§ **About this exercise**
Go through the records and report each line holding the string "title".

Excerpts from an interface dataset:

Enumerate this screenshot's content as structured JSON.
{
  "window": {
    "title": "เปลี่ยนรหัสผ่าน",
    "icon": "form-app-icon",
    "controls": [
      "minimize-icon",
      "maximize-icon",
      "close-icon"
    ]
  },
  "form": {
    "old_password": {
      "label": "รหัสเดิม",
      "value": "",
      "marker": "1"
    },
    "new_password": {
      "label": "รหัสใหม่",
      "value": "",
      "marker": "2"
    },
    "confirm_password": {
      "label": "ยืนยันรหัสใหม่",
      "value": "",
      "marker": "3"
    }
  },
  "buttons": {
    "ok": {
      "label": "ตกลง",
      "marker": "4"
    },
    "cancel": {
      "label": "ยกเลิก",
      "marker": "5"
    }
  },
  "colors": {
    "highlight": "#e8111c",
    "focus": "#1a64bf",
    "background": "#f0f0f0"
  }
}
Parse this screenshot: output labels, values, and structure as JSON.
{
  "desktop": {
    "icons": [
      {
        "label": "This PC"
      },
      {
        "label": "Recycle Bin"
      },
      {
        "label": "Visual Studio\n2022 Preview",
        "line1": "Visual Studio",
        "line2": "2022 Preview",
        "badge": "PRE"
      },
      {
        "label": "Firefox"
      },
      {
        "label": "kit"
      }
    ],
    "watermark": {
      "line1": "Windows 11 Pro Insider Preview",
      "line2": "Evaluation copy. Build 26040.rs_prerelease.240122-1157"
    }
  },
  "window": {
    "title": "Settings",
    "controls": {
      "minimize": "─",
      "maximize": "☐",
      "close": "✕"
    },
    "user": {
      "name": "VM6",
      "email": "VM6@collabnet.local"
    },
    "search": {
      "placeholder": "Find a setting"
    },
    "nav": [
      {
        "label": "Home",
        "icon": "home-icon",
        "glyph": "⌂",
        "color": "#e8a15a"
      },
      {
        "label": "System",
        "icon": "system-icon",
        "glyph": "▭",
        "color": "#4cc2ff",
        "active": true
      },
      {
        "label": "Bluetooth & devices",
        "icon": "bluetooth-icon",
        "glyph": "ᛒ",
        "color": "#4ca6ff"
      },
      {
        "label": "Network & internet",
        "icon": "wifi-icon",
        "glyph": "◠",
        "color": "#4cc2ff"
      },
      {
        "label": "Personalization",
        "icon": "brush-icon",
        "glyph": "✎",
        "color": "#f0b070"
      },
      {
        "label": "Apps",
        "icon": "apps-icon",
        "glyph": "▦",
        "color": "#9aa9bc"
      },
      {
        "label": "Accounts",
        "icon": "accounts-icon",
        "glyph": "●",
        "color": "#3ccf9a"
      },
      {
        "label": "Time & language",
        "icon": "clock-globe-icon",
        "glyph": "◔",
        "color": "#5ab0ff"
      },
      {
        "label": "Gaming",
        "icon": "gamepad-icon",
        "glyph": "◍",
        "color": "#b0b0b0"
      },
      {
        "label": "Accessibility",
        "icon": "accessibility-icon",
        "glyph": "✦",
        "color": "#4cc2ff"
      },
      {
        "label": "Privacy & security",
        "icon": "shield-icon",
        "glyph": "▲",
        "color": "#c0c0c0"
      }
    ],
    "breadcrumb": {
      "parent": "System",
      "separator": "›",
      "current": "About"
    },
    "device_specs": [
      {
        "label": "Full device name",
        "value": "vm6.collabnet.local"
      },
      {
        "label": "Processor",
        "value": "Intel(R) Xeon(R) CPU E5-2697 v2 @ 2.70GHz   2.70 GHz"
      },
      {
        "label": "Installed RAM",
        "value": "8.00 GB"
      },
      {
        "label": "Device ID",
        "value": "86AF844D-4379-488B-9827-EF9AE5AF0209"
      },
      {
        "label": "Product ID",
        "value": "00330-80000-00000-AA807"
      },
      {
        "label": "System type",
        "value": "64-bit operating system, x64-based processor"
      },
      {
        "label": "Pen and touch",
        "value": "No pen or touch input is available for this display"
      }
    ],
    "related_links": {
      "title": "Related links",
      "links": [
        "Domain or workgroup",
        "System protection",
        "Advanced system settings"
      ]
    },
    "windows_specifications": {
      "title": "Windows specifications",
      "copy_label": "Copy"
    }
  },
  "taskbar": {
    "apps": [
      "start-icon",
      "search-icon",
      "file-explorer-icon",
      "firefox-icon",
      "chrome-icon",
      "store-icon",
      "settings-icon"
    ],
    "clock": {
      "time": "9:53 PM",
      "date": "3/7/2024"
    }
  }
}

§ **Answer section**
    "title": "เปลี่ยนรหัสผ่าน",
    "title": "Settings",
      "title": "Related links",
      "title": "Windows specifications",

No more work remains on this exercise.